The sell or purchase bond debate--
The reserve's recommendation.

The policies do function
As fiscal and monetary -
Together, in conjunction,
Not in motion solitary.

Just what is a paper dollar
In a system that is muddy?
To the amateur and the scholar
Economics is a study

Of importance to all students
Who must answer and not shirk
The question met with prudence:
Just how does this country work?
Photo: Alice Birkin -

On Black Monday 10/19/87 I noticed that the date had numbers that were trickling backwards. I also knew it was the birthday of Pee Wee (Paul Reubens) Herman and Jon Favreau. Other than that I had no clue. It seemed to me neither did the news commentators.

And now it's no different. Amidst this recent Coney Island-ish week of rollercoaster-ride conundrum of stock up and down-ness, I hear gobs of questions and thimbles-ful of answers.

I mean seriously, if anyone truly knew the perfect solution to investing, most of us would not be working our 9-5 jobs. Not even the anchormen, the politicians and the bankers, I'd venture to guess. None of them truly knows the golden rule. And if they did would they dare to share the knowledge?

There's lots of talk about tumbling, sliding, grappling, and somersaulting. Frankly it sounds more like gymnastics than banking. Perhaps it's Summer Games Rio 2016! Some of the more sophisticated business journalists are talking about leverage buy-outs, loan bubbles, and one of my all-time favorites: the dollar is the cleanest dirty shirt in the laundry. That's the magical finance metaphor for geopolitical uncertainty. Is this the best we can come up with? Really?

And, by the way, there's more than the usual chatter about the financial crises and the Great Recession of 2009. I think many 2015 dishwashers and busboys are scraping by on minimum wage, stuck in their own daily financial crises. They don't have to wait for some Wall Street strategist to lecture them about managing their capital. There's simply not that much capital piled up to invest.

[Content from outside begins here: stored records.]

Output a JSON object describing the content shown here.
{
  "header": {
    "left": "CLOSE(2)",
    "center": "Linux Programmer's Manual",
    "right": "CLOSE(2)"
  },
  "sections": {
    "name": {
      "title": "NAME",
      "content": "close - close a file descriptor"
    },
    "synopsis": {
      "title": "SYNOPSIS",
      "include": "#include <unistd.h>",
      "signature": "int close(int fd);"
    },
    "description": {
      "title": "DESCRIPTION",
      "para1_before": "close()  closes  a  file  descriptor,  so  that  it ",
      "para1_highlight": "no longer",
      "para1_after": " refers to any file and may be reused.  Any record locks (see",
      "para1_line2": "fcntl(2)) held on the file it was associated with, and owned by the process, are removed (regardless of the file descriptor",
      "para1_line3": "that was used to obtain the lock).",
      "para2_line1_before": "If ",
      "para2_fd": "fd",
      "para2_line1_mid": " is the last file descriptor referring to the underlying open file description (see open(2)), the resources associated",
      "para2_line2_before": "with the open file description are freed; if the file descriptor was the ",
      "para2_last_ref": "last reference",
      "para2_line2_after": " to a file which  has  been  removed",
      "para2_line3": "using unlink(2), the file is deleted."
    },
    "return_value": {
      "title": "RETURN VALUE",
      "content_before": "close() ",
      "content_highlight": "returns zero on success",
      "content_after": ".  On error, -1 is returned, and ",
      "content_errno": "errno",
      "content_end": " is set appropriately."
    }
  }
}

As for the wealthy, they'll always have their summer homes in Martha's Vineyard and their winter vacations in the Riviera. It's primarily the lower and middle class who've been scrimping and saving their pennies for years that could suffer.

We're all yapping about the devaluing of the yuan and the dollar. Did we all just forget about Greece? I almost choked on my baklava when all heads turned to Beijing and I started salivating for Peking duck. Then the words started pouring out in economic gobbledygook: sell-offs, bull runs, stock index, stagnant revenues and managing mandates. For all I know, these could be ingredients in a trendy Joyce Chen recipe. We could be cooking up batches of mortgage-backed moussaka or municipal bond moo goo gai pan; S & P souvlaki or Dow Jones dumplings.

And then there's Quantitative easing (QE): the policy used by central banks to stimulate the economy when standard measures are not working. I always thought the QE was a huge cruise ship. Oh right, that's the QE2.

So my thinking is this. We've got two options:

1. Let's go back to Ancient Greece. Remember Pythagoras? He had these things called theorems and they were either provable or not. No meandering, and none of this guessing game vague stuff. No "one step up/two steps back" either. I say we consider going back to the days of Aristotle and Plato - they had it pretty well figured out. And we'd all be better off for no panicking.

2. Nope. Even better. Listen to Dr. Seuss. In Oh the Places You'll Go , he's got the facts and feelings down: simple, clear and to the point:

Wherever you go, you will top all the rest.
Except when you don't.
Because sometimes you won't.
I'm sorry to say so, but, sadly, it's true ...
And the chances are, then, that you'll be in a Slump.
And when you're in a Slump, you're not in for much fun.
Un-slumping yourself is not easily done

* * * * *

On and on you will hike and I know you'll hike far
and face up to your problems whatever they are. ...
remember that Life's a Great Balancing Act.
And will you succeed? Yes! You will, indeed!
(98 and ¾ percent guaranteed.)

* * * * *

Summing up his financial theory in four lines, Theodor Seuss Geisel (I Can Read with My Eyes Shut) explains:

The more that you read, the more things you will know.
The more that you learn the more places you'll go.
You might learn a way to earn a few dollars.
Or how to make doughnuts.... or kangaroo collars.